As far as I know, nothing has changed. Why?
I agree with Celia Hobbs. Compensation should be readily available to those whose properties are devalued and are otherwise affected.
The Scottish government has had time enough to address this problem. Why haven’t they?
Fiona Ainslie, Ardovie, Brechin.
New road layouts hamper disabled
I see in the Evening News (June 17), a two-page article featuring Guide Dogs Scotland and the RNIB saying how dangerous the new road layouts are for many disabled people.
It's about time these concerns were listened to and the bollards, floating bus stops and road widening schemes were dismantled and the roads and pavements put back to what they were previously.
I am fortunate not to bedisabled but, with two newknees I find the arrange-ments very off-putting.
I also see from the article that our Transport and Environment Convener Cllr Lesley Macinnes is once again seen on her bike without a crash helmet.
Sylvia Wilson, Maxwell Street, Edinburgh.
ME sufferers deserve Covid-style care
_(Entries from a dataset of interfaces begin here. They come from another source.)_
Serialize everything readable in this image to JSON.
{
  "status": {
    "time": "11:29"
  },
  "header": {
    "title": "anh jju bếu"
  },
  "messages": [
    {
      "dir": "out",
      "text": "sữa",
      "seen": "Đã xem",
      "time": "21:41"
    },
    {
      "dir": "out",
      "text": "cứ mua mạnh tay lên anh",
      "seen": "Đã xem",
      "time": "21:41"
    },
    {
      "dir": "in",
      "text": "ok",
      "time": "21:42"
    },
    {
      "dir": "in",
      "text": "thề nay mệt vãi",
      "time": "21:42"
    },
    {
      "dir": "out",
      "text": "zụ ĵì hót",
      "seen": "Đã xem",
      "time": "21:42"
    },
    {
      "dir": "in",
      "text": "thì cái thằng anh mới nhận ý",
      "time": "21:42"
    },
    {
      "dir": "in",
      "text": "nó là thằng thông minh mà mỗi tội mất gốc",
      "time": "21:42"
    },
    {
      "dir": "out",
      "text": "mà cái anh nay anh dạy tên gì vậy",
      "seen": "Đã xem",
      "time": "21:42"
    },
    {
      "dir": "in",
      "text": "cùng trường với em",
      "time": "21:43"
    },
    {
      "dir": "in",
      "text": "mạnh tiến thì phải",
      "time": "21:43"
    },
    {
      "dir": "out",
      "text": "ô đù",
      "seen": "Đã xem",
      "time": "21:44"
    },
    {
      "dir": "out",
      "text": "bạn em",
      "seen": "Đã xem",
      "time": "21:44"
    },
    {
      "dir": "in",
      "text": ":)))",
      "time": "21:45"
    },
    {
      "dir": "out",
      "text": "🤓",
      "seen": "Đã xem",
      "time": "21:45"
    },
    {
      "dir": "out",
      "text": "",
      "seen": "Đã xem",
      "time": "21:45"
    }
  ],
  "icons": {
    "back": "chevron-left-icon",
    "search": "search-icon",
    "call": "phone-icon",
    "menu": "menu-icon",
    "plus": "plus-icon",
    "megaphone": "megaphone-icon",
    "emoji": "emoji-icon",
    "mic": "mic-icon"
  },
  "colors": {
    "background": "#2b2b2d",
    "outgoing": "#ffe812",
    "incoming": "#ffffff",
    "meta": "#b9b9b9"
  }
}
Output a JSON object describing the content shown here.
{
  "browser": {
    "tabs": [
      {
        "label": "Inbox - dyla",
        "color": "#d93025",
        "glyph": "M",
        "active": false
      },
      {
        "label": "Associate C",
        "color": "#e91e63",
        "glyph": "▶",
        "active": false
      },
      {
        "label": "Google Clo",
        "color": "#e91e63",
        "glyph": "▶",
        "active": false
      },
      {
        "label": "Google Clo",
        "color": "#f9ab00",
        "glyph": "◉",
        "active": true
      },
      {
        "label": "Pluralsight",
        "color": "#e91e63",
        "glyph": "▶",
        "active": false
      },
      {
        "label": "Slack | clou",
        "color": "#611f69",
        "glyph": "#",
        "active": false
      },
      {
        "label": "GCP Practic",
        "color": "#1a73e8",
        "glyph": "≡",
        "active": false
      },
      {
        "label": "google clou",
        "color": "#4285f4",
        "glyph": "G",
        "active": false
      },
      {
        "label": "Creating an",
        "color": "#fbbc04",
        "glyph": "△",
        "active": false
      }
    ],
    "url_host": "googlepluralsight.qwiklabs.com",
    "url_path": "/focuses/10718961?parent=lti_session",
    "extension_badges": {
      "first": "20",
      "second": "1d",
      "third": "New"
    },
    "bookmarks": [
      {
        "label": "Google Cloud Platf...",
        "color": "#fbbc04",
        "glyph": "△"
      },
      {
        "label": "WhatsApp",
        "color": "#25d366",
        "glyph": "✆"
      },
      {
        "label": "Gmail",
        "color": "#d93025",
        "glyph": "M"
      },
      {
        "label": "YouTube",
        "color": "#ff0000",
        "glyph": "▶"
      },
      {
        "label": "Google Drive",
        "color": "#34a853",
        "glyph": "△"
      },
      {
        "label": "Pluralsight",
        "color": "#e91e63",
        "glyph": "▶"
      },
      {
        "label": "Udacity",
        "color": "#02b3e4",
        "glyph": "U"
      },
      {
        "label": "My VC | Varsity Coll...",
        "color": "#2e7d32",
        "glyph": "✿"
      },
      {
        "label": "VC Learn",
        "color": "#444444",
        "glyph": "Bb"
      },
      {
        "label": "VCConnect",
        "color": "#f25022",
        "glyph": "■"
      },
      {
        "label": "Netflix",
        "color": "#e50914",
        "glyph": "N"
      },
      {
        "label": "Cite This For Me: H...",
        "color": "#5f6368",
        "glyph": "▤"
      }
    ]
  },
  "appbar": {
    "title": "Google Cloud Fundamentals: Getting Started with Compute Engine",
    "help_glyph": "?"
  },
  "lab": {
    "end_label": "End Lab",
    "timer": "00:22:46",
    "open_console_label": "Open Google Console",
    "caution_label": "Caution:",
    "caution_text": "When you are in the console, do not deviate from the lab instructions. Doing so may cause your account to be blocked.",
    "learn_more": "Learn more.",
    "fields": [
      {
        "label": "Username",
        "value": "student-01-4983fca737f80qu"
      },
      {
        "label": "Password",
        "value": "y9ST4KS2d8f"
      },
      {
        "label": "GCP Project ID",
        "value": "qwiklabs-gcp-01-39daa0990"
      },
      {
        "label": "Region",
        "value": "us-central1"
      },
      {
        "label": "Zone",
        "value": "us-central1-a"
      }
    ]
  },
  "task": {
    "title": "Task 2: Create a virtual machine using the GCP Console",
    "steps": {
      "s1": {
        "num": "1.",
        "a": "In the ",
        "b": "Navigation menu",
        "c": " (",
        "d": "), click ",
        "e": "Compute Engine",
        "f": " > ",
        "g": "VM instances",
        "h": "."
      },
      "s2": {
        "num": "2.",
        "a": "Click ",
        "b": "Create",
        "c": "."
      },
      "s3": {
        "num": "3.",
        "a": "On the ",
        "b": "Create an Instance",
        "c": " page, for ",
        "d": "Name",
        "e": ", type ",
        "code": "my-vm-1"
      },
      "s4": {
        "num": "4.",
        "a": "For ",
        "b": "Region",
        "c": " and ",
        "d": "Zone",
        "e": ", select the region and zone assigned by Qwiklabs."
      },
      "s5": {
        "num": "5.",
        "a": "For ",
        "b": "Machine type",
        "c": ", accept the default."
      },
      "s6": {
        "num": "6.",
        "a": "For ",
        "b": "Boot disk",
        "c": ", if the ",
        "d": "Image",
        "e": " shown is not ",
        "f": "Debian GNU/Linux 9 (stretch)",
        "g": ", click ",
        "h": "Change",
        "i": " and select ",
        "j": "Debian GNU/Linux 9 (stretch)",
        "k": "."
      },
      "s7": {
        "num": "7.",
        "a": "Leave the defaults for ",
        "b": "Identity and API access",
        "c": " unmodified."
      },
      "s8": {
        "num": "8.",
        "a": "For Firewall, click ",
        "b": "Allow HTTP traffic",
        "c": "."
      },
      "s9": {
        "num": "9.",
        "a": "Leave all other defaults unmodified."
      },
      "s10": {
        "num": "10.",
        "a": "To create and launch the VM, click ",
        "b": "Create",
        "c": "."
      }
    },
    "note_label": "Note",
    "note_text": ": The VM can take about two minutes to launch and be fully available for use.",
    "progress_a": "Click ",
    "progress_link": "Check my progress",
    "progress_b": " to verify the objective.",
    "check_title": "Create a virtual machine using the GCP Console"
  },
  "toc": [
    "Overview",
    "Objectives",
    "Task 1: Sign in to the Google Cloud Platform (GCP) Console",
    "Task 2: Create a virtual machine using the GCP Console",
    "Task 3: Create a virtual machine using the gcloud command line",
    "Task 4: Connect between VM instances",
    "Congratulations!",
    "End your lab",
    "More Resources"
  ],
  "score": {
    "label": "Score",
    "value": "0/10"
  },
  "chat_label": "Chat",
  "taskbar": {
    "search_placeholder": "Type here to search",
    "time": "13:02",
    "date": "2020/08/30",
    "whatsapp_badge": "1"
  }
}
I would like to applaud Mrs Judi Martin for her recent letter to your newspapers, “ME sufferers deserve long Covid-style care.”
I feel that there is often a general lack of empathy within the medical profession towards those suffering from ME. The general public appear to have, at best, very limited knowledge or at worst a total misunderstanding of the causes and effects of this debilitating illness.
No-one would disagree that sufferers of long Covid should be given as much help as possible with their illness and that continuous efforts are made to hasten their recovery.
So shouldn’t similar efforts also be directed towards helping ME sufferers, many of whom may have spent months or even years living an exhausted existence with no support whatsoever?
Lydia Beveridge, Fife.
Dalyell was right
It seems that Michael Gove has suggested scrapping EVEL, to appease the SNP. Yet it is perfectly logical for only English MPs to vote on matters affecting England. English MPs have no input into matters affecting only Scotland. Indeed, Scottish MPs have no input into matter affecting only Scotland. This is the paradoxical state to which devolution has brought us. Tam Dalyell was right.
Jill Stephenson, Edinburgh.